In addition, it is shown below the simulation of a person sneezing. In this case, the direction of the sneeze changes with time to simulate the head movement, with the mouth centre axis initially inclined slightly upwards and slowly returning to its regular horizontal position, without actually moving the 3D model head, to avoid simulation complications due to a moving mesh.
Experimental data is used for validation of the numerical simulations and as input, when the data available in literature was incomplete. Measurements of the air velocity during human expiratory activities have been performed in a black tent filled with theatre smoke, through the technique Particle Image Velocimetry (PIV). Measurements were performed while speaking (numbers or passage), breathing or coughing, with and without mask. Three subjects have volunteered for the task: two males (32 and 46 years old) and one female (12 years old, accompanied by her father). In the figure below, it is shown the difference between the three subjects while coughing without mask. The younger adult seems to have the strongest cough, while the cough of the 12-year-old female is certainly the weakest. Currently the app does not differentiate by age. Instead, it takes into account differences in genre, height and weight, following the literature (detailed in the app manual).

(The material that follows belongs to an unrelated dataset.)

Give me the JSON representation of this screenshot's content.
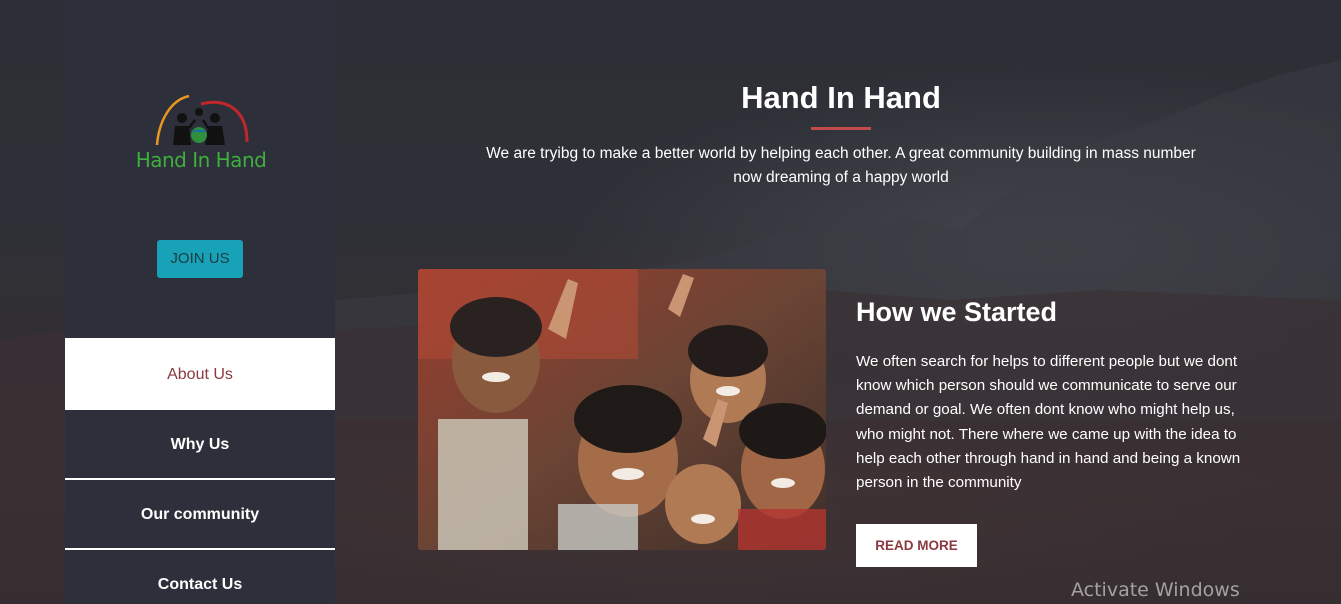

Experiments of unsteady speaking were realized during counting numbers from 1 to 10 or while reciting an excerpt of the rainbow passage a speech often used for the study of voice and articulation and representative of the multiple sounds of the English language:
“When the sunlight strikes raindrops in the air, they act as a prism and form a rainbow. The rainbow is a division of white light into many beautiful colours. These take the shape of a long round arch, with its path high above, and its two ends apparently beyond the horizon. There is, according to legend, a boiling pot of gold at one end. People look, but no one ever finds it. When a man looks for something beyond his reach, his friends say he is looking for the pot of gold at the end of the rainbow.”
The unsteadiness of the speech is demonstrated in the figure below. The flow velocity and magnitude of this measurement is used as input for simulations.
Although measurements using masks have also been acquired, the effect of using masks has not yet been implemented into the app.
People behind the TU Delft COVID app
The TU Delft COVID app is a collaboration between Prof. Fulvio Scarano, deputy dean of the faculty of aerospace engineering and head of the AWEP department at TU Delft, the fluid mechanics expert Dr. Lorenzo Botto from the Process and Energy Department at TU Delft, simulation expert Ir. Wouter van den Bos, CEO of SDC Verifier and teacher from the faculty of mechanical, maritime and materials engineering (3mE) at TU Delft, and aerodynamics postdoctoral researcher Ir. David E. Faleiros also from 3mE, TU Delft.
Ir. Wouter van den Bos
Prof. dr. Fulvio Scarano
Dr. Lorenzo Botto
Ir. David Engler Faleiros